* **Exercise description**: Each line of the data holding "your" should be found and copied.

··· Material for the task ···

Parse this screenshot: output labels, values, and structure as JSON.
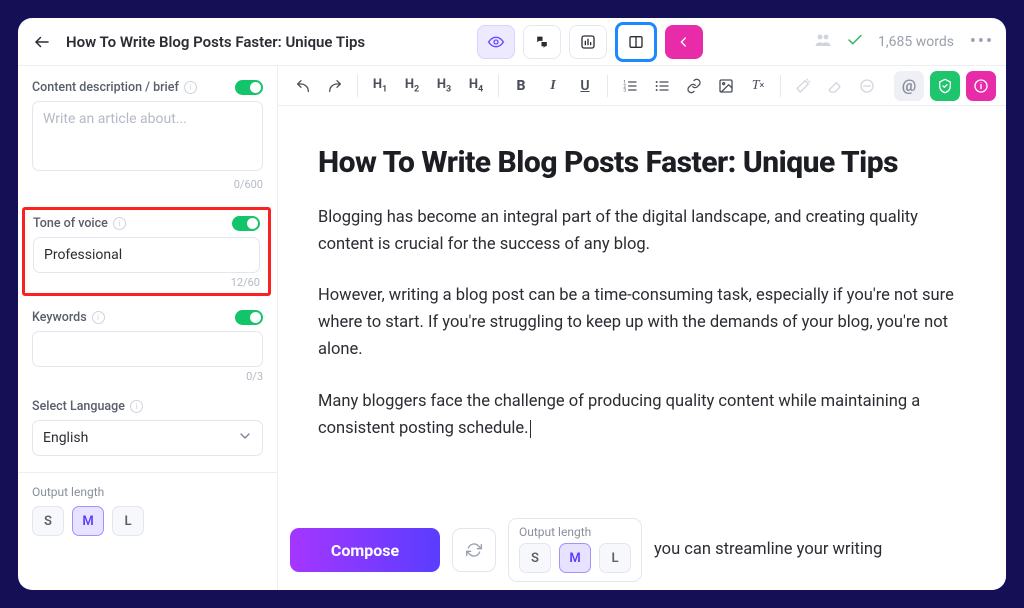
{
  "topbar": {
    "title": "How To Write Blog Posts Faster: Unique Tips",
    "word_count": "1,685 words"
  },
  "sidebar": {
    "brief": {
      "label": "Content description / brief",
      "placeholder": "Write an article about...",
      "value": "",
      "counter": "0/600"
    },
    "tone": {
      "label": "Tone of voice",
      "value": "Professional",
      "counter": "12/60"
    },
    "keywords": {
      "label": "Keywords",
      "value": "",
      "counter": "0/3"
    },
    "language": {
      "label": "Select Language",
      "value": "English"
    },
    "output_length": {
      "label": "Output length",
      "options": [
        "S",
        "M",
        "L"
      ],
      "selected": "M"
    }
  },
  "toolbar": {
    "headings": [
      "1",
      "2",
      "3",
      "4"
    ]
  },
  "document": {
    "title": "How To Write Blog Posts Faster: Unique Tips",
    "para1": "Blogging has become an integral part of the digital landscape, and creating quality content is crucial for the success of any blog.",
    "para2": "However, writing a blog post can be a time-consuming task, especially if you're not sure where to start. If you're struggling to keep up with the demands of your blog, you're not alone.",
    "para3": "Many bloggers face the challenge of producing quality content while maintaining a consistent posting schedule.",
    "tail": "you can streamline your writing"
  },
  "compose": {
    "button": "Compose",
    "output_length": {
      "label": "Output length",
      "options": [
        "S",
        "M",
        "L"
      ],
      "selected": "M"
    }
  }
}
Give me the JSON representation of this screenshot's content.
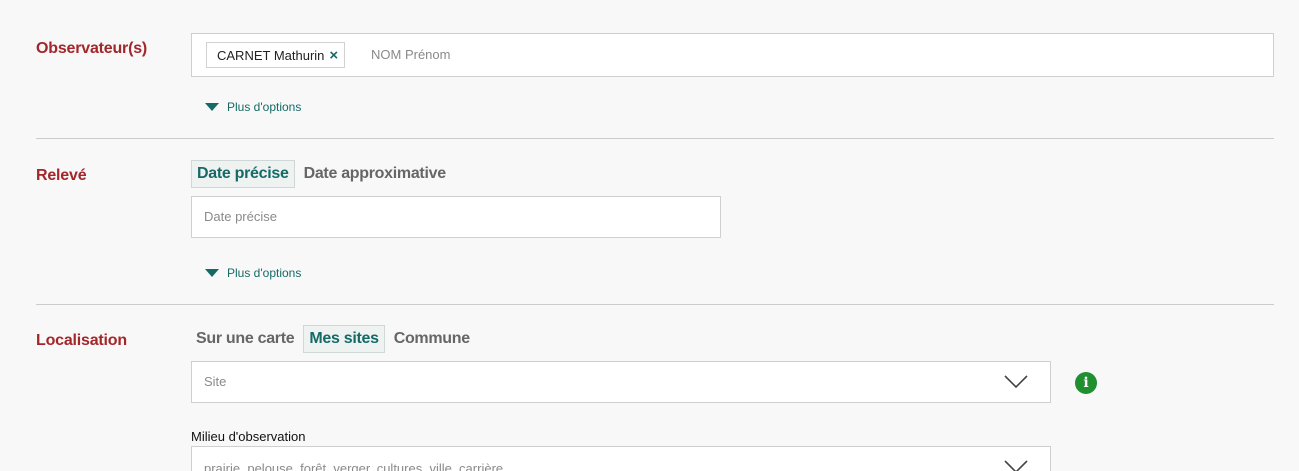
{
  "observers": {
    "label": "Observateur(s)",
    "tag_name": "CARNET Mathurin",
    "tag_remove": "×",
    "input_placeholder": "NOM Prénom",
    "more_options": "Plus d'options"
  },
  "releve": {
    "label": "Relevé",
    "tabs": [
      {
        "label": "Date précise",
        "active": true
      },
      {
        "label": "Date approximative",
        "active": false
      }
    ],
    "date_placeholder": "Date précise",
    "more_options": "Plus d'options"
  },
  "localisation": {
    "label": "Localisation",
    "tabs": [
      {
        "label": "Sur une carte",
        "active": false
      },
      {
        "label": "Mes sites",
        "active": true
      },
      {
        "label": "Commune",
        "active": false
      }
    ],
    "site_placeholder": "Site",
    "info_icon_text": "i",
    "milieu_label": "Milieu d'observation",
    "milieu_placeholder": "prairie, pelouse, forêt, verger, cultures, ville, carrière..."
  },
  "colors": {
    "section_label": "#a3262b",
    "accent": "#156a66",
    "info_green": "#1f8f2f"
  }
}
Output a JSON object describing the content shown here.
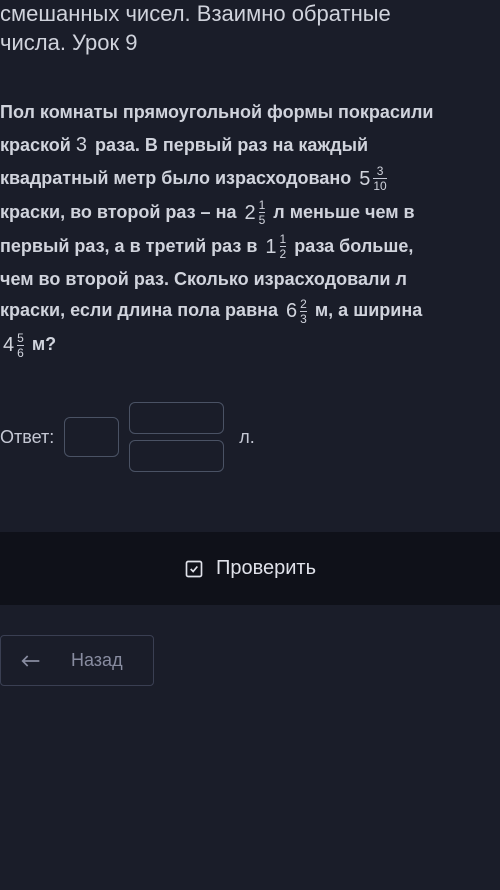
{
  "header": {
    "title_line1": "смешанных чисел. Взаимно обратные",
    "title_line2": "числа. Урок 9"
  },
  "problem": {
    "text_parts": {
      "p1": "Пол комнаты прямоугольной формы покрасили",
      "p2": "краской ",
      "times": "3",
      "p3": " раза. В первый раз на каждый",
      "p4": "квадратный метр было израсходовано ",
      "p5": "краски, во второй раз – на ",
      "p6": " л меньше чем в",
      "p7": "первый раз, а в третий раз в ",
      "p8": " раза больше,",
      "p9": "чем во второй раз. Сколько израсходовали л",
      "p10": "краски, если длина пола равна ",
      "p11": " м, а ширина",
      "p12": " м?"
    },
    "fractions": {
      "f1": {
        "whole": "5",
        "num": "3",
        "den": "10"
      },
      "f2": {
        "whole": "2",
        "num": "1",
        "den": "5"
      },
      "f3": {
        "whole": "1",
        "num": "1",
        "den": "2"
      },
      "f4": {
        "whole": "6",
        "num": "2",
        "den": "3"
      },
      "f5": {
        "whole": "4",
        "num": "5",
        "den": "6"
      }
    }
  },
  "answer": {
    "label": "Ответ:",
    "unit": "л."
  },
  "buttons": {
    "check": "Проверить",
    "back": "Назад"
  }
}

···

* **Reply to the task**:
    "para2": "However, writing a blog post can be a time-consuming task, especially if you're not sure where to start. If you're struggling to keep up with the demands of your blog, you're not alone.",
    "tail": "you can streamline your writing"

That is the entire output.